Versatility: In music, the word often gets applied only to those players who spend years to hone their craft, then jump across genres with all the certitude of a traveler bearing an official passport. Jazz aficionados invoke Miles Davis reinventing jazz five times. Rockers look up to Neil Young as a boundary breaker who embraced country twang and synthesizers in the same career.
But by and large, most music fans and industry hotshots like their artists safe. Definable. Pigeon-holed. Never mind that the whole point of artistry is to avoid playing it safe; if your sound and style fit a format, you find an audience, gain a following and keep everyone along the food chain happy by giving them gobs of gobs of what they expect ... all filler, no flavor.
That's why a young artist such as Chicago's Rob Clearfield presents such a conundrum: He defies categorization while embracing a myriad of musical styles with authority and heart. And yet fans across the Midwest, and beyond, want more of what's clearly not the same.

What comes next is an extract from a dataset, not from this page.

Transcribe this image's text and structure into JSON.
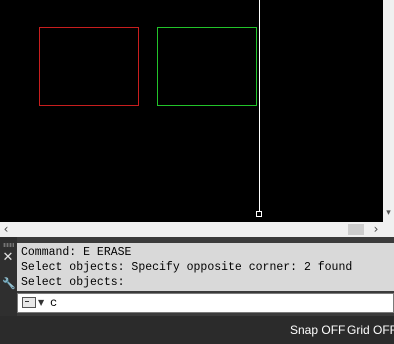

On Sunday mornings, Clearfield plays gospel piano with the soul of a wizened church elder nestled in a South Side sanctuary. That same night, you might find him improvising on a $250,000 Fazioli piano, knitting the meditations of his heart into compositions that weave a gossamer thread between jazz and classical music. A few blocks away, he might haul his synthesizer to a club to dispense frenetic licks that complement some loud prog rocker's experimental madness. And since he's a rocker at heart, if you ask him at a recording session to give his best Jackson Browne impersonation, he can transform the keyboard into a pop-rock springboard of joy.
All of this sound pulses from a lad still in his 20s -- who has already graced the stage with with such renowned artists as John Wetton, Fareed Haque, Rakalam Bob Moses, Grazyna Auguscik, Juma Santos, Steve Gorn, Zach Brock, and Greg Ward. At last count in half a dozen bands, Clearfield also plays classical guitar in a Pan-South American outfit and effect-laden jazz-rock guitar when duty calls. He even writes for the stage (commissioned by Purdue North Central), the sanctuary (as music director at the emergent church Grace in Chicago), and most recently for film (The Lost Remake of Beau Geste - not yet released).
So it's no cliche, and every bit the truth, to say that Rob Clearfield doesn't so much play music as live it. At present, Clearfield ranks as one of the most versatile and captivating performers and composers in Chicago's music scene.